A point that's all the more damning and insane in that that's actually worth mentioning, rather than just a safe assumption.
When ‘at least they only beat the victim for talking back rather than beat and then murdered him' is noteworthy you know the corruption and resulting reputation has really gotten bad.
In second place, it's James Burkhardt clarifying the nuance of the counterargument to PragerU's ridiculous claims of anti-conservative bias on YouTube:
The argument is not that “it's fine because we have a pro-conservative bias”. The argument is that “The data does not back up a finding of anti-conservative bias.” The argument being made only expresses that Prager U is not subject to some special level of scrutiny or censorship because it is conservative, because many high-profile left-aligned channels see higher levels of restricted videos than Prager U. The conclusion that this represents a pro-conservative bias is never reached by the article, and just as premature as claims of pro-liberal bias.
The point Techdirt has made time and time again is that the biases in YouTube's algorithms are unlikely to be based on a supposed political nature of content, but the ability to monetize the content. Never has the argument that politically motivated bias is okay been expressed.
For editor's choice on the insightful side, we start out with an anonymous commenter underlining an important fact that many people apparently need to be reminded of:
The Bill of Rights applies to the people, not just citizens, regardless of status. So “illegals” do have 4th amendment protections.
Next, it's another anonymous commenter with a correction to a post about the ongoing crypto-wars:
“The problem is there really aren't many good arguments to be made against the use of encryption…”
The problem is there really aren't any good arguments to be made against the use of encryption.
Over on the funny side, our first place winner is an anonymous commenter clarifying the attribution of a famous quote about free speech:
‘Voltaire' only by popular attribution…
The Voltaire quote has its origins in one of Voltaire's biographers, one Beatrice Hall.
Remember that other famous quote:
The problem with quotes on the Internet is that it is hard to verify their authenticity. — Abraham Lincoln
Oh man! I can’t wait for PETA to jump in and file a copyright lawsuit on behalf of the pig.
For editor's choice on the funny side, we start out with another anonymous commenter asking a question about the case in which police argued that removing an unmarked law enforcement tracking device from your car is theft:

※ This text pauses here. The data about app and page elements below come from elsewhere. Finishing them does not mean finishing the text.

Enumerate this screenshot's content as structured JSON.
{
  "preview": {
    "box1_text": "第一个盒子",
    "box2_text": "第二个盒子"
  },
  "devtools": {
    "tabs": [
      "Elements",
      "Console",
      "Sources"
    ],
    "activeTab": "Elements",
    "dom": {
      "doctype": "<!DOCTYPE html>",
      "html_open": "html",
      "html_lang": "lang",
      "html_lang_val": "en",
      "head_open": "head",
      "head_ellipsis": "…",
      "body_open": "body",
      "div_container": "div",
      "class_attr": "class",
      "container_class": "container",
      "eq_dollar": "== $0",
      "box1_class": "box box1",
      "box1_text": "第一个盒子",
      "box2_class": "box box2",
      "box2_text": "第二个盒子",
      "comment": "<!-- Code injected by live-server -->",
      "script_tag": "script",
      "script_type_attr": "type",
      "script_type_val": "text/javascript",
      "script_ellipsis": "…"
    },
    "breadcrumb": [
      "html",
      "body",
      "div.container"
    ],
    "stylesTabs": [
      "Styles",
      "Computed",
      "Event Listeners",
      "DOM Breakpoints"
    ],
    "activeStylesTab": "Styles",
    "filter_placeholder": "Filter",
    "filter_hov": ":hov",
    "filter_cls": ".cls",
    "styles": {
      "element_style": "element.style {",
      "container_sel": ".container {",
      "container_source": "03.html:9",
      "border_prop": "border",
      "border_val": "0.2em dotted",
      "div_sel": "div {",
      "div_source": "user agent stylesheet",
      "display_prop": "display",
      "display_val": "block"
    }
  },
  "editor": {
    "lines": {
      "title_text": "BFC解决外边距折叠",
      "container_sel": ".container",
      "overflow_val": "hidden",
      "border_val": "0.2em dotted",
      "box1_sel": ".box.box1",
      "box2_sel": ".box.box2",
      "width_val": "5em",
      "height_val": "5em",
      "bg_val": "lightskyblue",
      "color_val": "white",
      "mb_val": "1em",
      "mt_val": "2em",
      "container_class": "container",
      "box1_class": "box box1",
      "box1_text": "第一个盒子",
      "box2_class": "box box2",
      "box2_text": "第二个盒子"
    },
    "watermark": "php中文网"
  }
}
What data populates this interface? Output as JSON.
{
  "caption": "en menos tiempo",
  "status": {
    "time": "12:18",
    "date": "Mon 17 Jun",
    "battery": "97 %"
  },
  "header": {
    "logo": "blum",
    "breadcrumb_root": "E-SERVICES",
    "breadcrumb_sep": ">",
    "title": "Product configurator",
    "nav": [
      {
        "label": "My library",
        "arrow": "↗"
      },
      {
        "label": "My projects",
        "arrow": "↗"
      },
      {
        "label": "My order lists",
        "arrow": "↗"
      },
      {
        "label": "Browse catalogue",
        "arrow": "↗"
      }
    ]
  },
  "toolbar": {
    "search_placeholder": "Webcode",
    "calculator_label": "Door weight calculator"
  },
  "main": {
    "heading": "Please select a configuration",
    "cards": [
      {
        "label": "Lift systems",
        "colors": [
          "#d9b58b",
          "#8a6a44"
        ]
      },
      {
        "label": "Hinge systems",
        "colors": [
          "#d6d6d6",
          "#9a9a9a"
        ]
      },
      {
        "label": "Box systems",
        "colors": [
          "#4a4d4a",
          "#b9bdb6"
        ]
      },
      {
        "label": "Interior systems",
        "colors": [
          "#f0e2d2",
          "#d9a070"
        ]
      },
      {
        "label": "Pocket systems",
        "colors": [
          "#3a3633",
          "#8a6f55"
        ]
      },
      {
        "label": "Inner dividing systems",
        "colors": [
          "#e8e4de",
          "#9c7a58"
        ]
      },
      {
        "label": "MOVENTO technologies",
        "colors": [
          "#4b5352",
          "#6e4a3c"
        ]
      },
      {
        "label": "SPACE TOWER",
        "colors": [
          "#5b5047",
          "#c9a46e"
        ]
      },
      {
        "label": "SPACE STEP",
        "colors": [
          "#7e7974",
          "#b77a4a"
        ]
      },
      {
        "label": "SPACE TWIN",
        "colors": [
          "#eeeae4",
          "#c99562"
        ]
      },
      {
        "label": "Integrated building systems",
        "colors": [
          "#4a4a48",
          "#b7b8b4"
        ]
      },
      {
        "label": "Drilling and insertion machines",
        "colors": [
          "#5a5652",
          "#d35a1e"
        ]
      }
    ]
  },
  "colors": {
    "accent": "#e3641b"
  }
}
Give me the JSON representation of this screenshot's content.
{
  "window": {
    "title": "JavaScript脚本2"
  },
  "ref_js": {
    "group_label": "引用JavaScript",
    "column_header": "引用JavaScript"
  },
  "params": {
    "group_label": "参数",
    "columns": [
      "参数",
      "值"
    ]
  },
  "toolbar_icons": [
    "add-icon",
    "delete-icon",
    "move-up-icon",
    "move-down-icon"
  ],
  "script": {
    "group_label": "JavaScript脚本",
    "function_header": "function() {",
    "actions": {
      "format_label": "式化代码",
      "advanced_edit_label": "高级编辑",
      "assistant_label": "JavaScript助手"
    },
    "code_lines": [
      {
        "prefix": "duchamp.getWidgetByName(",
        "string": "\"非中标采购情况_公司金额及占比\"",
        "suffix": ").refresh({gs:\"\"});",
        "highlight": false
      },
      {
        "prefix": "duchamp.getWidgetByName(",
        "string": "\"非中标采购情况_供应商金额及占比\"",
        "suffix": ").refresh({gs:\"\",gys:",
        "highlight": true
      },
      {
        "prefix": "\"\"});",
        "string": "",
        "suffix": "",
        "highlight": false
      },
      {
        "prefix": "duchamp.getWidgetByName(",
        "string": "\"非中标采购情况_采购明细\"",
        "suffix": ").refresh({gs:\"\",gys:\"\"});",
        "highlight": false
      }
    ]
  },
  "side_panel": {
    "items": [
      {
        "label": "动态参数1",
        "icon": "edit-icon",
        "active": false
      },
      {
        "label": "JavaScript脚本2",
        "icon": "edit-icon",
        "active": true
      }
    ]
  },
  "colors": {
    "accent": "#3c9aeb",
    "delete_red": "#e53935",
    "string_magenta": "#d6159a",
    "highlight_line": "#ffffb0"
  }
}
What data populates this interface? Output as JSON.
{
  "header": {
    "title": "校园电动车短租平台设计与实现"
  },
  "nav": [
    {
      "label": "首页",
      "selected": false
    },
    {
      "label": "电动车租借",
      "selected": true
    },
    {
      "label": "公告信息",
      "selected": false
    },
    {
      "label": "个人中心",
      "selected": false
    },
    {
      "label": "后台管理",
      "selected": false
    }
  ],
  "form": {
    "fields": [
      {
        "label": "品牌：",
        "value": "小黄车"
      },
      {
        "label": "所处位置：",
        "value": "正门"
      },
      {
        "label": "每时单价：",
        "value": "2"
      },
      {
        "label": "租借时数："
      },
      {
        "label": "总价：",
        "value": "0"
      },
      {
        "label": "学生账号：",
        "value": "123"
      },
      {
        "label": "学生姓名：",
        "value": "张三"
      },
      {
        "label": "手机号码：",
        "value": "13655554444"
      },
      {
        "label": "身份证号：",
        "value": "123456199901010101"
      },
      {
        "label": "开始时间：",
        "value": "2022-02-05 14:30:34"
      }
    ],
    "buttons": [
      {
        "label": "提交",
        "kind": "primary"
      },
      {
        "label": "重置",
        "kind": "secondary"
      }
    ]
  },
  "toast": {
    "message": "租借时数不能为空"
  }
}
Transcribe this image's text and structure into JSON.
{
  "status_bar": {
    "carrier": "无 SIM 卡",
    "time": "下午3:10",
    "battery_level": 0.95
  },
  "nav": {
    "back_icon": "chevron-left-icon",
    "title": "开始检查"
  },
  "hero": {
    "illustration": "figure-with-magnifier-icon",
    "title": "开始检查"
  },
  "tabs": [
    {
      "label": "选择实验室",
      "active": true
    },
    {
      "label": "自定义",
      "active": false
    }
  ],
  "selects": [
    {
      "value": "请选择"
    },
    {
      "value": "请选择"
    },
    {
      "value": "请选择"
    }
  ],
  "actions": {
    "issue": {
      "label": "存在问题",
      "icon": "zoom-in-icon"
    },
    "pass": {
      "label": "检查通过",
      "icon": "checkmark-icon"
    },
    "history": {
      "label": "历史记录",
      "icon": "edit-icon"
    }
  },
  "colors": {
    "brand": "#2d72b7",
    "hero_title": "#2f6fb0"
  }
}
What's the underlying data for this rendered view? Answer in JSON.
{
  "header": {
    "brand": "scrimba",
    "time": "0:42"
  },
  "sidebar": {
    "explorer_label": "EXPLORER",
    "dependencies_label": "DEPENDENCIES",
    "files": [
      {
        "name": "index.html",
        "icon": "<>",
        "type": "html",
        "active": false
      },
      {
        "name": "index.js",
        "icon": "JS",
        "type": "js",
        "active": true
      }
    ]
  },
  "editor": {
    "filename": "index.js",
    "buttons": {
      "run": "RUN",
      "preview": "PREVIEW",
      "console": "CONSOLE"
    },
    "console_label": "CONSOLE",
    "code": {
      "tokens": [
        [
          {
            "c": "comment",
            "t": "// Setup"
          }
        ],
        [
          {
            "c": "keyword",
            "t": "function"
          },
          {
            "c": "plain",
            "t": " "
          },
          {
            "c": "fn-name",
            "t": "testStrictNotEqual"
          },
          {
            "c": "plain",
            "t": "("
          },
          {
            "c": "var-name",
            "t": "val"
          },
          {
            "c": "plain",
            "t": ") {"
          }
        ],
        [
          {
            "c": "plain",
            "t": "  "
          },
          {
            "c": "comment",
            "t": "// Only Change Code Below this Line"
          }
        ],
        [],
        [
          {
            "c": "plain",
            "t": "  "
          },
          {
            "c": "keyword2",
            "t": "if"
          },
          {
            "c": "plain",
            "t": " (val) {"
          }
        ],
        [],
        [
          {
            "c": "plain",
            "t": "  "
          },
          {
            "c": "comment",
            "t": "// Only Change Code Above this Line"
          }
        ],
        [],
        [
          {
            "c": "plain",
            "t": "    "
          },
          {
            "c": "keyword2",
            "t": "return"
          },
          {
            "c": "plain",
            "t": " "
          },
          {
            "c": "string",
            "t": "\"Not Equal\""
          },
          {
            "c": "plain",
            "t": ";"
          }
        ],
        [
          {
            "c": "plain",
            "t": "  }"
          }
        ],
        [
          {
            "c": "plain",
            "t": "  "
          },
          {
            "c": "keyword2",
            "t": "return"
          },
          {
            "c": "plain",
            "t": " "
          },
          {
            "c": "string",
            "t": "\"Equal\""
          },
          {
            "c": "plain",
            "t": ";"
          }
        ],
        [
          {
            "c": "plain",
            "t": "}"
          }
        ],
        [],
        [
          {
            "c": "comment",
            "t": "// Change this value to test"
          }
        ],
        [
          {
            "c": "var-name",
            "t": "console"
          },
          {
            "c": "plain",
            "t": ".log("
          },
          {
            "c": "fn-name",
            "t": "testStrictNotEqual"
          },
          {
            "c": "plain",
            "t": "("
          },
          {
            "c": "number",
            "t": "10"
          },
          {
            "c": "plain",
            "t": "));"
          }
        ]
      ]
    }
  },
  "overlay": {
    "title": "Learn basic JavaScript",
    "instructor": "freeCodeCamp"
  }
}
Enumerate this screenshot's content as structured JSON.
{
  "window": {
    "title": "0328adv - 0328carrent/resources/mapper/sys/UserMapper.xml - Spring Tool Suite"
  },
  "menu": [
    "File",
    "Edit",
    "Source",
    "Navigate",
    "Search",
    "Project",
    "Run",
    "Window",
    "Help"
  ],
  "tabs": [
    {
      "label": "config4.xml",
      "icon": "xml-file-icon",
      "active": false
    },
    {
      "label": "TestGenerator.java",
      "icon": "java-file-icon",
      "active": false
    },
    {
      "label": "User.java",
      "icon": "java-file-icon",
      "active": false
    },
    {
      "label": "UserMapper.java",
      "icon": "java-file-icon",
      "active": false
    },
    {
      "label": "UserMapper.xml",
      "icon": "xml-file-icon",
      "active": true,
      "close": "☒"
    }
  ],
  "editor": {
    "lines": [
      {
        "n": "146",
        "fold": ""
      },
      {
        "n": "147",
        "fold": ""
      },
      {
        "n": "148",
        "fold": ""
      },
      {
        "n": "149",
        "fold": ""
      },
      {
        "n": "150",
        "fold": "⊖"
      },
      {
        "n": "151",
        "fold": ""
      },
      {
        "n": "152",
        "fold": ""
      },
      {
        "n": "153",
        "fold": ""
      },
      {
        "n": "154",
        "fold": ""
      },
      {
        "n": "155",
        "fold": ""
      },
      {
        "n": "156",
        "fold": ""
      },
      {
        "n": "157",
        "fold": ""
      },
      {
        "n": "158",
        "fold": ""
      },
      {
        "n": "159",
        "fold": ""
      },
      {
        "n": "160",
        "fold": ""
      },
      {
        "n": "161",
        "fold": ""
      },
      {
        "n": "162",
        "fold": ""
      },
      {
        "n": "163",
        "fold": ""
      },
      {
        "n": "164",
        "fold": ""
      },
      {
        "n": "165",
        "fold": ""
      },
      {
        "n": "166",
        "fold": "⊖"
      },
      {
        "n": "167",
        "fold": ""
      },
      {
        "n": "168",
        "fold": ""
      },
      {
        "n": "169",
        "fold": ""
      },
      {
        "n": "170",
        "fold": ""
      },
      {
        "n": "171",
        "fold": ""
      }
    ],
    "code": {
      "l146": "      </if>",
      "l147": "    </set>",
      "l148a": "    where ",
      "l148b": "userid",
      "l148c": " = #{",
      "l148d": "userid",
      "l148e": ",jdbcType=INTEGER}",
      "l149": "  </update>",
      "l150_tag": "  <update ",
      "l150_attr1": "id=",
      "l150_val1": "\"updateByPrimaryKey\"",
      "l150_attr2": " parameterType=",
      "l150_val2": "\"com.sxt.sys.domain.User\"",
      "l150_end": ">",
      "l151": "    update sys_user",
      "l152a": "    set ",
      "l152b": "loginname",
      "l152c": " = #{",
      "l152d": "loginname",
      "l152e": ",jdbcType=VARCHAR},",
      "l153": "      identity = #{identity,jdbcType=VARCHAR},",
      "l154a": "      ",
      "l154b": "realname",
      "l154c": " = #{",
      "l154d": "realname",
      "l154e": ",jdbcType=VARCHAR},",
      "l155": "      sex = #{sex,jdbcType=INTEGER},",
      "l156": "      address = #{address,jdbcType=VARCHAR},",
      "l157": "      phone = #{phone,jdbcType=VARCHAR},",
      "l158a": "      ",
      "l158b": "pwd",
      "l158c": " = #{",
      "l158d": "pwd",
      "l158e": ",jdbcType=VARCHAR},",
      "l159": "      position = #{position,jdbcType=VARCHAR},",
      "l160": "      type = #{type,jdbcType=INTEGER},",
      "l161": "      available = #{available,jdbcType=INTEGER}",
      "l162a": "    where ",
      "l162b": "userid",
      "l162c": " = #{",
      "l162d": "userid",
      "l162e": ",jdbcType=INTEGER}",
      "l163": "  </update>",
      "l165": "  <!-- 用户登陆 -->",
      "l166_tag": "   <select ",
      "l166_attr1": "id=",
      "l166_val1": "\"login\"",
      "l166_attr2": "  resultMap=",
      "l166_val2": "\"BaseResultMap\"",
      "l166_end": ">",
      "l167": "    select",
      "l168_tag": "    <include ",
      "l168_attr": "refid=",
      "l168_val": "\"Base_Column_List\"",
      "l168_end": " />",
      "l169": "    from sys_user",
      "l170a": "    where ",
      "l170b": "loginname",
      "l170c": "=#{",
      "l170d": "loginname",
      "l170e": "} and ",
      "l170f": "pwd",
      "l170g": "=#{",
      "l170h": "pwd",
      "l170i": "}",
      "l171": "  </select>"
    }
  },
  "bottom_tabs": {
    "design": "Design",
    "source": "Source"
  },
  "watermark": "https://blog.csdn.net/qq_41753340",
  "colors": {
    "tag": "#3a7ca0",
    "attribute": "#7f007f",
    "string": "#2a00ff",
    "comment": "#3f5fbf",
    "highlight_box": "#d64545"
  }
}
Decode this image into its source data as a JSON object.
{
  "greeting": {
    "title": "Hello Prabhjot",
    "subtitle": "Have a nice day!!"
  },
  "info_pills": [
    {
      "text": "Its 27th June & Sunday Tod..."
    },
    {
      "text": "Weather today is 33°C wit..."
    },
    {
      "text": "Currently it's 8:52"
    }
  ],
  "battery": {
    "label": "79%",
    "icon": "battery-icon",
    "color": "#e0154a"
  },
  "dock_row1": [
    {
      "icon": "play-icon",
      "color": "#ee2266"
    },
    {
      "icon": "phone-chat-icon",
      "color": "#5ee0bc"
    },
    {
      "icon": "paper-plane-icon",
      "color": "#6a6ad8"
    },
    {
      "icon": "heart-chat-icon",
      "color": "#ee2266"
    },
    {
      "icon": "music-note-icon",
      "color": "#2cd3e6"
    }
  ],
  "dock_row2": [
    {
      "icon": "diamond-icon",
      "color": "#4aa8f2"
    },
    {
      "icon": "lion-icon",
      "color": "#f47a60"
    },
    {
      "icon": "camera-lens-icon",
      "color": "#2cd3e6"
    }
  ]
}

If you stick it to the bottom of a police cruiser, does that count as returning it?
Maybe it would be easier to just ban politicians from the internet in general?
That's all for this week, folks!
Read more: techdirt.com